Brendan Baig

Photo+courtesy+of+Baig.

Photo courtesy of Baig.

Belle Lees

Throughout high school, Class of 2021 President Brendan Baig became very involved in the EHS community. He joined Habitat for Humanity, became a track team manager this year, was part of the Red Cross Club for two years, participated in cross country for three years, and founded Students Advocating Vape Elimination (SAVE). Before he graduates, he hopes to establish a way for different clubs to work together to accomplish their goals.

Baig will attend the California Institute of the Arts to major in music composition, specifically the composition of experimental sound practices. After college, he wants to work in the film industry as a music composer. 

Stinger: What is your favorite high school memory?

Baig: I would say my favorite, it’s funny, it would actually be from my freshman year. I would say, gosh, the student exchange program overall. I would say meeting the other five students who were there, who were part of, kind of, this trip overall, this exchange program. And really interacting with them, becoming their friends over in Europe. And kind of being just in their environment and kind of just talking about things that happen at home, new things that we’re experiencing every day over there. Just kind of new ways of life. I think really just spending time meeting new people from Emmaus High School. Of course, meeting people from Germany also in that time in Europe was, quite, I’ll say lovely to say the least. 

Stinger: What is the hardest class you’ve ever taken?

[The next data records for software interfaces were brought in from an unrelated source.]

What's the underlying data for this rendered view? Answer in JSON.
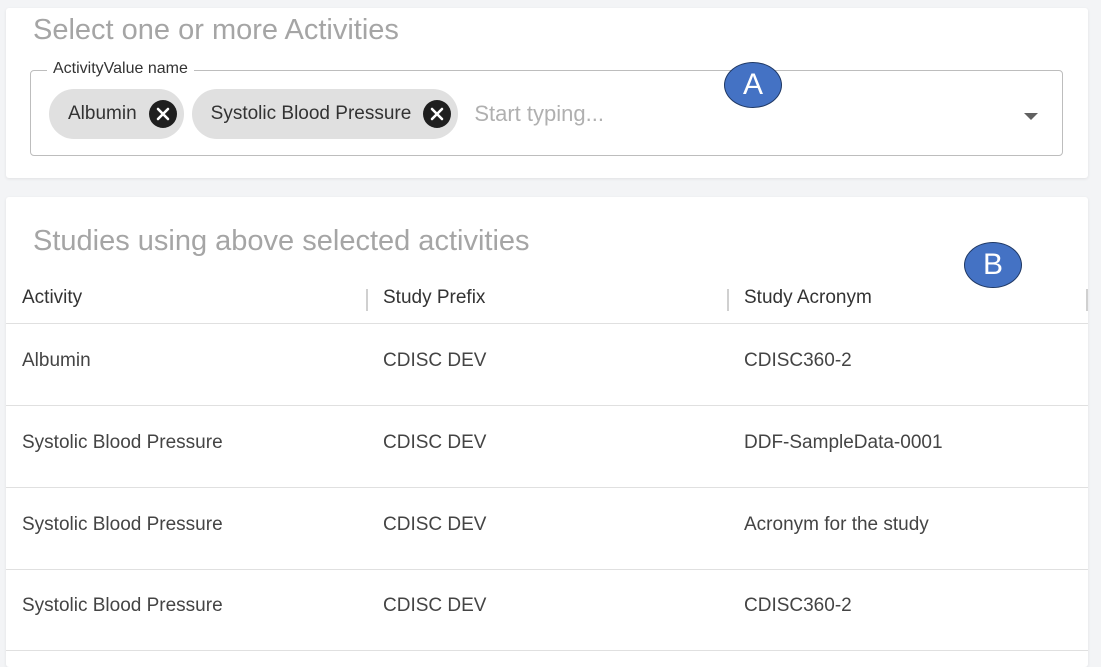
{
  "activity_selector": {
    "title": "Select one or more Activities",
    "field_label": "ActivityValue name",
    "chips": [
      {
        "label": "Albumin"
      },
      {
        "label": "Systolic Blood Pressure"
      }
    ],
    "placeholder": "Start typing..."
  },
  "studies": {
    "title": "Studies using above selected activities",
    "columns": [
      "Activity",
      "Study Prefix",
      "Study Acronym"
    ],
    "rows": [
      [
        "Albumin",
        "CDISC DEV",
        "CDISC360-2"
      ],
      [
        "Systolic Blood Pressure",
        "CDISC DEV",
        "DDF-SampleData-0001"
      ],
      [
        "Systolic Blood Pressure",
        "CDISC DEV",
        "Acronym for the study"
      ],
      [
        "Systolic Blood Pressure",
        "CDISC DEV",
        "CDISC360-2"
      ]
    ]
  },
  "markers": {
    "a": "A",
    "b": "B"
  },
  "colors": {
    "marker_fill": "#4472c4",
    "chip_bg": "#e0e0e0",
    "title_gray": "#a5a5a5"
  }
}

Baig: Oh, this is a good one. I would say probably one I took this year over my first semester. I would say probably AP Music Theory. That’s quite challenging. 

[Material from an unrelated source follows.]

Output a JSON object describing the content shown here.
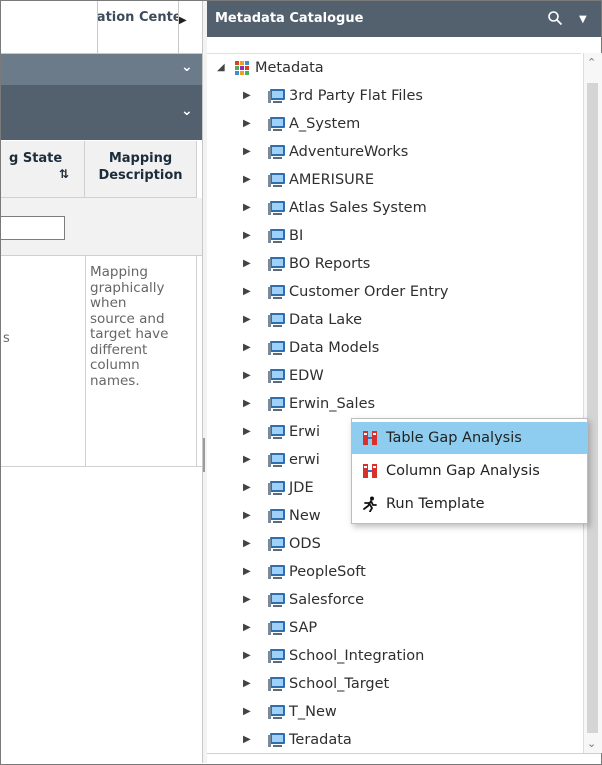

Stinger: What was the hardest part of adjusting to online school? 

Baig: So, many things first of all, but if I had to narrow it down, I would probably say breakout rooms. Every time I would go there, it’s always awkward when you try to talk to people and they don’t want to talk back. And also, of course, not seeing your friends in person, so I think missing that aspect, that social aspect as well. 

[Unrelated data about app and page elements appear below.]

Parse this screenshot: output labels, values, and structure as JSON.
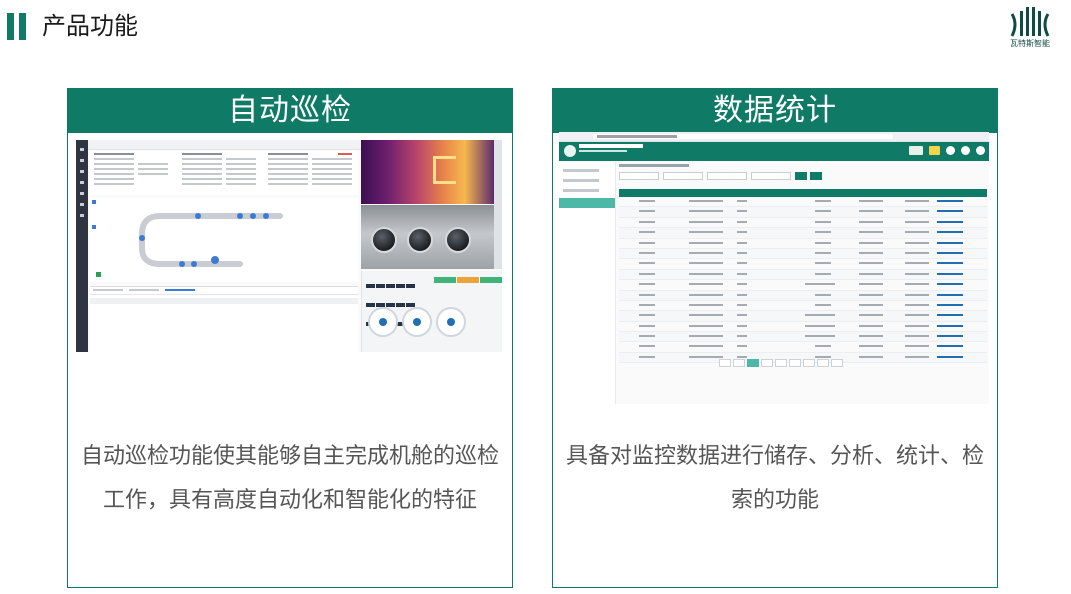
{
  "page": {
    "title": "产品功能",
    "logo_text": "瓦特斯智能",
    "accent_color": "#0f7a66"
  },
  "cards": [
    {
      "heading": "自动巡检",
      "description": "自动巡检功能使其能够自主完成机舱的巡检工作，具有高度自动化和智能化的特征",
      "screenshot_icon": "inspection-ui-screenshot"
    },
    {
      "heading": "数据统计",
      "description": "具备对监控数据进行储存、分析、统计、检索的功能",
      "screenshot_icon": "data-statistics-ui-screenshot"
    }
  ]
}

Stinger: Did you pick up any new hobbies during quarantine? 

Baig: Yeah, this one’s interesting. So I would say baking. I started baking a lot of stuff. That’s a new hobby, actually, of mine now. It’s been quite fun.

Stinger: What’s your favorite thing to bake?

Baig: I’d say really, I would say cakes. Any cake in general: chocolate, carrot cake. There’s so many things you can do with cakes. I just love cake in general. 

Stinger: How do you think you’ve changed since freshman year?

Baig: Oh man, I think quite a lot. I think one of the things, I think for me that probably the biggest difference is that, kind of just taking charge in terms of what I want to do. So really kind of setting up my goals and actually accomplishing them. I think that’s the biggest difference. 

Stinger: What do you want to be remembered for?

Baig: I guess, so one of the things I talked [about] at the 9th Grade Experience Podcast [on Episode 29 of Season Three] with Mr. Stuchko, so it was kind of the same question, like, ‘oh, what do you want your legacy to kind of be like?’ as well. So I guess what I would do, just to kind of keep consistent, I’ll answer along those lines. So, I think for me, one of the things, something I want to leave behind, at least for Emmaus High School, I just want to show really What you put into it is what you get out. So if you put in the effort, you put in the work, you want to see the results. I think if you have a desire for it and you have a belief in yourself that these things can be accomplished, you will see the results happen. Good things will happen if you keep pushing forward. that it’s possible that whatever you want to do, in terms of what do you want to set out for, that it is entirely within you and it is possible to be achieved. So I think just the idea of that there are so many things that maybe you have in your mind that ‘oh, I want to do this and that’ and you think it might be out of your reach. But I think just knowing that it is within your reach and you totally can do it. I think that’s the main thing I want to leave behind: [it] is showing that yes, it is possible that you can get this done. So hopefully it does inspire people later on, so I hope that’s possible.

Stinger: Do you have any advice for underclassmen? 

Baig: Yeah, so I keep referring back to this podcast I did, but I guess just again to kind of keep the same message of consistency. I guess my biggest thing is that for any underclassmen, current [students], alumni, or whoever’s coming, I think it’s useful for everyone, is that, really, it is kind of anything you put into pretty much school or it could just be very much life in general. That even though crazy stuff will happen in your life that you’ll be like ‘How did this happen? Why did this happen?’ The best thing you can do is just say ‘stuff happens’ and just move forward and just create a new path for yourself. So I think that’s, I guess, my advice for underclassmen.